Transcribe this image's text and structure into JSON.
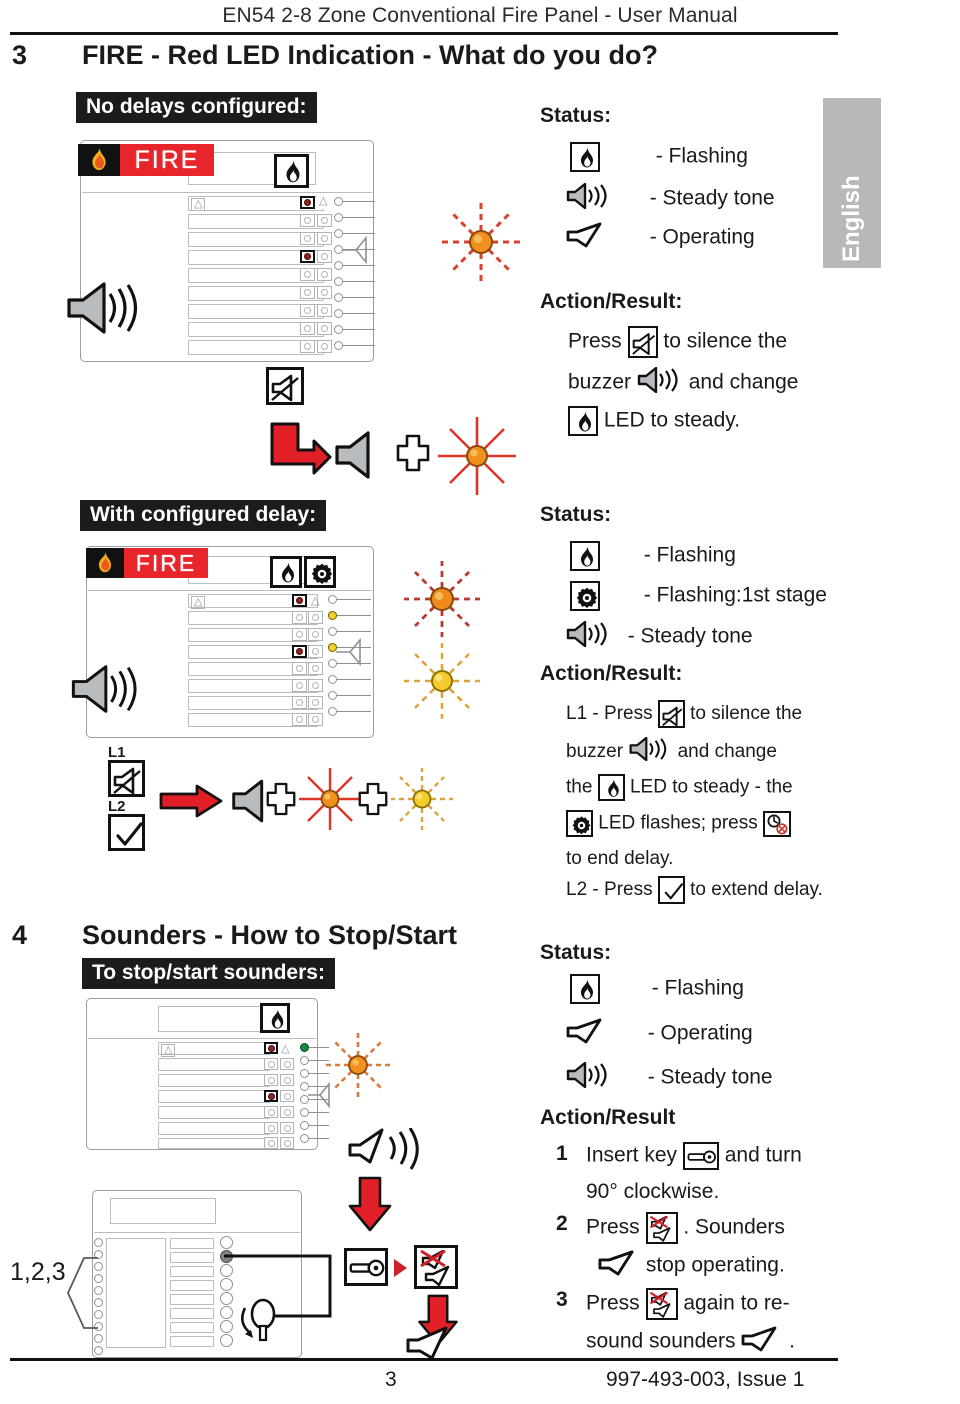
{
  "document": {
    "header_title": "EN54 2-8 Zone Conventional Fire Panel - User Manual",
    "language_tab": "English",
    "footer_page": "3",
    "footer_code": "997-493-003, Issue 1"
  },
  "colors": {
    "fire_red": "#e8252a",
    "arrow_red": "#e02026",
    "led_red": "#9e1b1b",
    "amber": "#f5a623",
    "yellow": "#f2d22a",
    "chip_black": "#1c1c1c",
    "tab_gray": "#b6b8ba",
    "panel_line": "#9b9fa3"
  },
  "section3": {
    "number": "3",
    "title": "FIRE - Red LED Indication - What do you do?",
    "case_a": {
      "chip_label": "No delays configured:",
      "panel_banner": "FIRE",
      "status_heading": "Status:",
      "status_rows": [
        {
          "icon": "fire-led-icon",
          "text": "- Flashing"
        },
        {
          "icon": "buzzer-icon",
          "text": "- Steady tone"
        },
        {
          "icon": "sounder-icon",
          "text": "- Operating"
        }
      ],
      "action_heading": "Action/Result:",
      "action_lines": [
        [
          {
            "t": "Press "
          },
          {
            "icon": "buzzer-silence-icon"
          },
          {
            "t": " to silence the"
          }
        ],
        [
          {
            "t": "buzzer "
          },
          {
            "icon": "buzzer-icon"
          },
          {
            "t": " and change"
          }
        ],
        [
          {
            "icon": "fire-led-icon"
          },
          {
            "t": " LED to steady."
          }
        ]
      ]
    },
    "case_b": {
      "chip_label": "With configured delay:",
      "panel_banner": "FIRE",
      "key_labels": {
        "l1": "L1",
        "l2": "L2"
      },
      "status_heading": "Status:",
      "status_rows": [
        {
          "icon": "fire-led-icon",
          "text": "- Flashing"
        },
        {
          "icon": "delay-gear-icon",
          "text": "- Flashing:1st stage"
        },
        {
          "icon": "buzzer-icon",
          "text": "- Steady tone"
        }
      ],
      "action_heading": "Action/Result:",
      "action_lines": [
        [
          {
            "t": "L1 - Press "
          },
          {
            "icon": "buzzer-silence-icon"
          },
          {
            "t": " to silence the"
          }
        ],
        [
          {
            "t": "buzzer "
          },
          {
            "icon": "buzzer-icon"
          },
          {
            "t": " and change"
          }
        ],
        [
          {
            "t": "the "
          },
          {
            "icon": "fire-led-icon"
          },
          {
            "t": " LED to steady - the"
          }
        ],
        [
          {
            "icon": "delay-gear-icon"
          },
          {
            "t": " LED flashes; press "
          },
          {
            "icon": "end-delay-icon"
          }
        ],
        [
          {
            "t": "to end delay."
          }
        ],
        [
          {
            "t": "L2 - Press "
          },
          {
            "icon": "tick-icon"
          },
          {
            "t": " to extend delay."
          }
        ]
      ]
    }
  },
  "section4": {
    "number": "4",
    "title": "Sounders - How to Stop/Start",
    "chip_label": "To stop/start sounders:",
    "step_marker": "1,2,3",
    "status_heading": "Status:",
    "status_rows": [
      {
        "icon": "fire-led-icon",
        "text": "- Flashing"
      },
      {
        "icon": "sounder-icon",
        "text": "- Operating"
      },
      {
        "icon": "buzzer-icon",
        "text": "- Steady tone"
      }
    ],
    "action_heading": "Action/Result",
    "steps": [
      {
        "number": "1",
        "line1": [
          {
            "t": "Insert key "
          },
          {
            "icon": "key-icon"
          },
          {
            "t": " and turn"
          }
        ],
        "line2": [
          {
            "t": "90° clockwise."
          }
        ]
      },
      {
        "number": "2",
        "line1": [
          {
            "t": "Press "
          },
          {
            "icon": "sounder-silence-icon"
          },
          {
            "t": ". Sounders"
          }
        ],
        "line2": [
          {
            "icon": "sounder-icon"
          },
          {
            "t": " stop operating."
          }
        ]
      },
      {
        "number": "3",
        "line1": [
          {
            "t": "Press "
          },
          {
            "icon": "sounder-silence-icon"
          },
          {
            "t": " again to re-"
          }
        ],
        "line2": [
          {
            "t": "sound sounders "
          },
          {
            "icon": "sounder-icon"
          },
          {
            "t": "."
          }
        ]
      }
    ]
  }
}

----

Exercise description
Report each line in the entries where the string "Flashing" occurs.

Response area
          "text": "- Flashing"
          "text": "- Flashing"
          "text": "- Flashing:1st stage"
        "text": "- Flashing"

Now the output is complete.